### [WHAT YOU HAVE TO DO]
Pull every line with "content" from the material.

### [INPUT]
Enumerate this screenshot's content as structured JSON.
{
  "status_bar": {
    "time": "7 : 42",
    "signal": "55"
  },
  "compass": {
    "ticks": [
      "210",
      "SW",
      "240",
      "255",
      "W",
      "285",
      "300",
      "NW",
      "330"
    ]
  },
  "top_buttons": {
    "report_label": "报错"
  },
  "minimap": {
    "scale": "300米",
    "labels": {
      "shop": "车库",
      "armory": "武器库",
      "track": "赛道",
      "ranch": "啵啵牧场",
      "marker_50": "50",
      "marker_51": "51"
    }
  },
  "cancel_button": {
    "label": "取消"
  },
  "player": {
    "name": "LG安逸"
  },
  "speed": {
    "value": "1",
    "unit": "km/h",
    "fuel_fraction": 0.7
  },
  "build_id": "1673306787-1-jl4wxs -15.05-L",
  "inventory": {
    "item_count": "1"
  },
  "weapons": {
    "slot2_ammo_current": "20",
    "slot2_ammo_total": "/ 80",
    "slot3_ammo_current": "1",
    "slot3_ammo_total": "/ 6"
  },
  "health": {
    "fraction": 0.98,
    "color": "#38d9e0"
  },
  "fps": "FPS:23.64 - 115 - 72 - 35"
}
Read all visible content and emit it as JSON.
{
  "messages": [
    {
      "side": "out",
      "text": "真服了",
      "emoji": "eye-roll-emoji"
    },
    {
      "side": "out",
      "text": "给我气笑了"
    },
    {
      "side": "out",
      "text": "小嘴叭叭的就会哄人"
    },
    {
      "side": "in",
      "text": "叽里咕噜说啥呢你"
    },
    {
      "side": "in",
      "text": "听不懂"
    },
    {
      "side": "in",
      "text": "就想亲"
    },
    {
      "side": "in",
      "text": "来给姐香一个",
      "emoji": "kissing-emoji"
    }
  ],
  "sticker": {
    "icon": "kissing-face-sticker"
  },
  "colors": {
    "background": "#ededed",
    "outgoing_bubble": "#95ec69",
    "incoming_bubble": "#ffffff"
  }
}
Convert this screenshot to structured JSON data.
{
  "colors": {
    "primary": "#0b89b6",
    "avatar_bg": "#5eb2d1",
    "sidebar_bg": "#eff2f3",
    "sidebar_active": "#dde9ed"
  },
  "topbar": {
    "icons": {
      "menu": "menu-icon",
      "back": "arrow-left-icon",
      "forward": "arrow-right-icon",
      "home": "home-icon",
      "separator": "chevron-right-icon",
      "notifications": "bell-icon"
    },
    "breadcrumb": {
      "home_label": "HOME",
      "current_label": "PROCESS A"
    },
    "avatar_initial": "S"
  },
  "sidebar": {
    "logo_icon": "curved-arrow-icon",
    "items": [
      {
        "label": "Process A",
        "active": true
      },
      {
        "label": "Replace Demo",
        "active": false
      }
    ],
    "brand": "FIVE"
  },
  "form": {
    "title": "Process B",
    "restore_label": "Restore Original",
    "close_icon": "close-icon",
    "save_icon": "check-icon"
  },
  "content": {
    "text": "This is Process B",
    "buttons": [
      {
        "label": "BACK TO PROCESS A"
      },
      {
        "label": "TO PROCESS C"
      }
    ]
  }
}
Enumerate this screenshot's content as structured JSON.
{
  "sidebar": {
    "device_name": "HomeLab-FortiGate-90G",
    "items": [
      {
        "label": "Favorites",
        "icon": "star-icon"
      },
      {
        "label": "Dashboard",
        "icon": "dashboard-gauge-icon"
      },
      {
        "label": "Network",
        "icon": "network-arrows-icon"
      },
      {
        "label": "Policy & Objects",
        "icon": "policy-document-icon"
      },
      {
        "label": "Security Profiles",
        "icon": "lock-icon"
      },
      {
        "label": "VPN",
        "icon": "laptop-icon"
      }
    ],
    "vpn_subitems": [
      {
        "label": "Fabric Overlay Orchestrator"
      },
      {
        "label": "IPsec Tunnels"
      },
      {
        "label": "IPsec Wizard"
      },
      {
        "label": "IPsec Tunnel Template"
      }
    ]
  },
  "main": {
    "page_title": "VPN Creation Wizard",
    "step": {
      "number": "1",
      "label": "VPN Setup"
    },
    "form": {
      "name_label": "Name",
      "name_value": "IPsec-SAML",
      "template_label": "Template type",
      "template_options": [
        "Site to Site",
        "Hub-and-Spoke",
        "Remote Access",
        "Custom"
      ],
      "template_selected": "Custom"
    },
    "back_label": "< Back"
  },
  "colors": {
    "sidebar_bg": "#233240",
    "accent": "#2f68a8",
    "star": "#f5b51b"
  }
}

### [YOUR SOLUTION]
Enumerate this screenshot's content as structured JSON.
Read all visible content and emit it as JSON.
  "content": {
Enumerate this screenshot's content as structured JSON.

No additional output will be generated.